This dynamic program serves nearly 200 Richland County youth, ages 14-24, with barriers to their employment and educational goals, with an emphasis on out-of-school youth with multiple barriers, some of those barriers might include youth who are:

  • Basic skills deficient
  • An English language learner
  • Offenders or subject to the juvenile or adult justice system
  • Homeless or a runaway
  • In foster care or who have aged out of foster care
  • Are pregnant or parenting
  • Have a diagnosed disability
  • Youth who require additional assistance to complete an education program or obtain and maintain long-term employment

In serving these youth participants, staff members on this program emphasize a number of program elements individualized to the participant and designed to remove or minimize these barriers to the youth participant’s goals and increase employment and educational placement outcomes.

In the WIOA program, measuring success comes in the form of five specific outcome measures, of which the Catalyst team “exceeded” or “significantly exceeded” four of these items.

One such measure of which the Catalyst team was particularly proud was that 79.4% (77/97) of eligible participants achieved a measurable skills gain, which is accomplished when an individual achieves one of the following:

  • Improvement of at least one educational functioning level
  • Passing 5 credit hours or more on the most recent progress report
  • Graduating from a secondary or post-secondary education program
  • Passage of an exam to attain a credential such as CDL/STNA

For this particular measure, the statewide rate was 28.8%.

These performance measures are reported at the state level quarterly and dispensed to the areas locally where the program receives governance and oversight from a local Workforce Development Board comprised of representatives from government entities, non-profit organizations, and private for profit businesses.

If you know anyone interested in this program contact Stephanie Jakubick at 419-774-2250 or at jakubick@catalystlifeservices.org

Leadership Unlimited Visits Catalyst Life Services

This year’s Leadership Unlimited class visited Catalyst Life Services with the topic of Wellness!  It was an impactful experience and Catalyst was able to share the variety of ways they offer support on an individual’s journey to Wellness.

Harry Donahue, CEO & President welcomed these leaders to Catalyst Life Services.

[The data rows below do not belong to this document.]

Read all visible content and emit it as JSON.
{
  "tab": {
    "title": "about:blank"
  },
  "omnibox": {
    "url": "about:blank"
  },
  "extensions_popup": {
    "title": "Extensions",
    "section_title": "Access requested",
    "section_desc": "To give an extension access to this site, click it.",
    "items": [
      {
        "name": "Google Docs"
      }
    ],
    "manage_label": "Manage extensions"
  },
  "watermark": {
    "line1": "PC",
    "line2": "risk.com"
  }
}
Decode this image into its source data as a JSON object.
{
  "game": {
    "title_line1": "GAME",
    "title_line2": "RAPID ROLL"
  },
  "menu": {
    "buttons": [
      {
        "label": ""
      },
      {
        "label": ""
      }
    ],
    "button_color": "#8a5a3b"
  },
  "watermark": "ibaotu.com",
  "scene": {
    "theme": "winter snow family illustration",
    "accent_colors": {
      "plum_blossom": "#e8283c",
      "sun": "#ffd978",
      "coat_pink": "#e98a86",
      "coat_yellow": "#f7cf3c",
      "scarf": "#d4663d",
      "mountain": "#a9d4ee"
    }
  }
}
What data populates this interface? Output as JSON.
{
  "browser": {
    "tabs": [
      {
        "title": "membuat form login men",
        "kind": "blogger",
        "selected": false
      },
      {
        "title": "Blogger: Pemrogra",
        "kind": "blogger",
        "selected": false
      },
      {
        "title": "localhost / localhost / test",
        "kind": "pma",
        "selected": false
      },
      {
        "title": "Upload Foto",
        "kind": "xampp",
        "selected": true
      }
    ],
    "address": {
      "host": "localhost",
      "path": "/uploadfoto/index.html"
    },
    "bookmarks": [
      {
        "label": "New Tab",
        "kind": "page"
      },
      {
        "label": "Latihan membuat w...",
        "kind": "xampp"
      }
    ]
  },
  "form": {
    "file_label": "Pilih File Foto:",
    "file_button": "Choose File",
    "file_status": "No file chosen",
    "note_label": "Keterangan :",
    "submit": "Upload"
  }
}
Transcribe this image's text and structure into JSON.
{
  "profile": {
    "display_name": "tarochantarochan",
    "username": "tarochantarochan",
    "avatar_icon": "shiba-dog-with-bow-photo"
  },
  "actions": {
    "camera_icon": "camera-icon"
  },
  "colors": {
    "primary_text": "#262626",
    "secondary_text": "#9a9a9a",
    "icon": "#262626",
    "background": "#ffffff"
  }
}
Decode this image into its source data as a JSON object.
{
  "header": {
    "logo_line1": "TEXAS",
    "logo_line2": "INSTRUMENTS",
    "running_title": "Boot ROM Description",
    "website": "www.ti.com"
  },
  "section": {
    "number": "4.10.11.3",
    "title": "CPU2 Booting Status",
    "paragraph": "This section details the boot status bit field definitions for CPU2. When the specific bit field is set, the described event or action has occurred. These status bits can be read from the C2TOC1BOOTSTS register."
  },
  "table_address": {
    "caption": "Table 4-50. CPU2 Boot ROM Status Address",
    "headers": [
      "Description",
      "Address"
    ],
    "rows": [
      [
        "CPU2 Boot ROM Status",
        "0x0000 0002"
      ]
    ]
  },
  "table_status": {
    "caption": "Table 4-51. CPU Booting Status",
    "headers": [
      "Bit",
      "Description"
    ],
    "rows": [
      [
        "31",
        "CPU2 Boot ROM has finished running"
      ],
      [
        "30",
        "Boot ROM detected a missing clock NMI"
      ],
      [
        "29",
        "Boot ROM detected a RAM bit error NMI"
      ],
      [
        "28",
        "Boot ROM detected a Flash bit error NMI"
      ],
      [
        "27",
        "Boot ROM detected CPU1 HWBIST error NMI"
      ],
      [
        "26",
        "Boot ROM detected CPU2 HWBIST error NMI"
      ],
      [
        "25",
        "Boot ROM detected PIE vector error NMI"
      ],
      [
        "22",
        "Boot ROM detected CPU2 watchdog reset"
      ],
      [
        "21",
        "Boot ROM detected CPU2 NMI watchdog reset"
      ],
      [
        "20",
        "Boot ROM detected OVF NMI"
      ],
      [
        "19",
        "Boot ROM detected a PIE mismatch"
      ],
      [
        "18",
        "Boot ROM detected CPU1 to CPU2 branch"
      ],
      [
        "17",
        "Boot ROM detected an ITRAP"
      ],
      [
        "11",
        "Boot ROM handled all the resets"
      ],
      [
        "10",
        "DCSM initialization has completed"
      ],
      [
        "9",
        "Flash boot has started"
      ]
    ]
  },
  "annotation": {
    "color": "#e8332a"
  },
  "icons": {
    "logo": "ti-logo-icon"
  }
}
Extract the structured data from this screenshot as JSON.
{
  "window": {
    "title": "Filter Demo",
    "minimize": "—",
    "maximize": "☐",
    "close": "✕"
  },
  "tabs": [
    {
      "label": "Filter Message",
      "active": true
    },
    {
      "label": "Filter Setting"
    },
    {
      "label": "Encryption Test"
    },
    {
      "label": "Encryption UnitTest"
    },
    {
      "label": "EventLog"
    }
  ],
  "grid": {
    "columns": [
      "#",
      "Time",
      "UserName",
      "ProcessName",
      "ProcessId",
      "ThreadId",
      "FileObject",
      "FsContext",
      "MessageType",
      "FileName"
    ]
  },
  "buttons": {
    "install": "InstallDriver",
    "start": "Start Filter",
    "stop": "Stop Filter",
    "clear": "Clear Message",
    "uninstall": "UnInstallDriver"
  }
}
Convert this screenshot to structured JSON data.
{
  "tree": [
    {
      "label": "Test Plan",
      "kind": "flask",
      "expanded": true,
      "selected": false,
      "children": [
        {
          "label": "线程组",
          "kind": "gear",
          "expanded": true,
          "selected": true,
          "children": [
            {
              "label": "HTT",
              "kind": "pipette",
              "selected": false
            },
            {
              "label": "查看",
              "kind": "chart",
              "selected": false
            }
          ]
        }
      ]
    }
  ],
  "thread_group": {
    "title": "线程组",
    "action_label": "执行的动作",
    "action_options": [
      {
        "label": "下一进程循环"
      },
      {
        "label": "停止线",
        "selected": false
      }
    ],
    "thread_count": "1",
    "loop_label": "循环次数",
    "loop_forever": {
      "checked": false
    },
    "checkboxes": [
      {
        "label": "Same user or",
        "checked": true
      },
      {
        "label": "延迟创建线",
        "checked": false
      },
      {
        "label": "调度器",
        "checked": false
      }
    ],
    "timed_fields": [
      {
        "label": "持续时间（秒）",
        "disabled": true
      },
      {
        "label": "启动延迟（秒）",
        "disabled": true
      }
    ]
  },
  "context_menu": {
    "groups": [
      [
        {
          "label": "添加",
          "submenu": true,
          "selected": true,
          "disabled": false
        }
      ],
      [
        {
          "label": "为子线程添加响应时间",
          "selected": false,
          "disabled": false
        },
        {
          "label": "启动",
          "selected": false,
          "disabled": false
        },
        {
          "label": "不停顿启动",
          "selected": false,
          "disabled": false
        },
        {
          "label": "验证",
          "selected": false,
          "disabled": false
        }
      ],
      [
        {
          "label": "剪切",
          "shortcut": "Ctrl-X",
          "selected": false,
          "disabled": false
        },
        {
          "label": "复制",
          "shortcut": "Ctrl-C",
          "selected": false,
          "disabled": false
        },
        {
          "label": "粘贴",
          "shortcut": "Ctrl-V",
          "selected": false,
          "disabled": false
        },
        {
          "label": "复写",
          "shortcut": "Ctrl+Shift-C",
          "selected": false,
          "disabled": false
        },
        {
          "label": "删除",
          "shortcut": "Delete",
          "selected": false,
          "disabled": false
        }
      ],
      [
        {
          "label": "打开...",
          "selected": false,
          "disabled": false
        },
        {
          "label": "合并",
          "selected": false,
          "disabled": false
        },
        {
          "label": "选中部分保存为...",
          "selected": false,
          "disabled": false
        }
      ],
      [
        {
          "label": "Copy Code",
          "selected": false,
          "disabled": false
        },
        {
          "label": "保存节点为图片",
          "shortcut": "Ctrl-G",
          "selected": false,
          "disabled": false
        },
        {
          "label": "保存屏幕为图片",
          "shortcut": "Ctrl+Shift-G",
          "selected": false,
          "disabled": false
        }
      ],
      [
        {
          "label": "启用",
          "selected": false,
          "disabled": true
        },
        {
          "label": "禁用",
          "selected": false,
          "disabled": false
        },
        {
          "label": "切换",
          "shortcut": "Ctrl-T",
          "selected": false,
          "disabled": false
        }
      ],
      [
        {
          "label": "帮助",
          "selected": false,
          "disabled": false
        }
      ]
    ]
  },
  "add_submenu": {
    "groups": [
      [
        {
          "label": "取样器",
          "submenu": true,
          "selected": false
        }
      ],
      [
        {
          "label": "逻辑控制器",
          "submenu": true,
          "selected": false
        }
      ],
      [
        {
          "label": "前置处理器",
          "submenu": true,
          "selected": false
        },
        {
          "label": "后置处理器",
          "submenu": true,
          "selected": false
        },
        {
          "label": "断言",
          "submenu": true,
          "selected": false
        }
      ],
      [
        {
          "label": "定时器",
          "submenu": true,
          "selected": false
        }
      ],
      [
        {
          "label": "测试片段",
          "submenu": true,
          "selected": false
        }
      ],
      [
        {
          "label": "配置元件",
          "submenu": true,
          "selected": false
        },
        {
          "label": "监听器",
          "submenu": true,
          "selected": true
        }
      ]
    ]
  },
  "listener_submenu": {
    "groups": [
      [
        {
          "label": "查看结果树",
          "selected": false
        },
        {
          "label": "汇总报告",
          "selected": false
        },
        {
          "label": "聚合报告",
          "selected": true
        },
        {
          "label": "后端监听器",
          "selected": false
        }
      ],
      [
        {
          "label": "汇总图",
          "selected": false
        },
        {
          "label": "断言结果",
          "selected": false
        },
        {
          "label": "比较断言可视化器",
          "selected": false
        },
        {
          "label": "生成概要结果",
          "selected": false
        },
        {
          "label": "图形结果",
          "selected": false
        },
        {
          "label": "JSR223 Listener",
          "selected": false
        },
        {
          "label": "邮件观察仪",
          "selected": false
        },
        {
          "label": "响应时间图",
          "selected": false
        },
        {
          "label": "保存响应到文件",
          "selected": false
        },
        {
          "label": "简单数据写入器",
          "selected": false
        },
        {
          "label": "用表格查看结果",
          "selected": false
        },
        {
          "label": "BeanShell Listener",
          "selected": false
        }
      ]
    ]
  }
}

Mitch Jacobsen, Director of Vocational Services, provided the class with a tour of Progress Industries’ industrial workshop which employs individuals with disabilities and serves the manufacturing community of Richland County with cost-effective production solutions. Mitch discussed the importance of assisting individuals with barriers to employment and how our vocational department put over 500 people to work last year.

Laura Montgomery, VP of Human Resources and Housing Services, was able to speak about the Housing First Philosophy.  Housing First is an approach that offers permanent, affordable housing for individuals and families experiencing homelessness, and then provides the supportive services and connections to the community-based supports people need to keep their housing and avoid returning to homelessness. For more information on Housing First: Click Here

 

Erin Schaefer, Director of Operations, and Elaine Surber, Associate Director and Director of New Beginnings Drug and Alcohol Services, were able to provide a demonstration on the 8 dimensions of wellness and how implementing the Eight Dimensions of Wellness part of daily life can improve mental and physical health for people with mental and/or substance use disorders. For more information on the eight dimensions of wellness: Click Here

No matter where you are in life, there’s always room for improvement. At Catalyst Life Services, we serve people at every stage of life. We work toward the total health of ALL the people in our region, in ALL parts of their lives: body, mind and spirit. We are an agent of change guiding the people we serve to lead more fulfilling lives.

Below is our success stories of an individual who has gone through all of Catalyst’s programs and his experience back to wellness.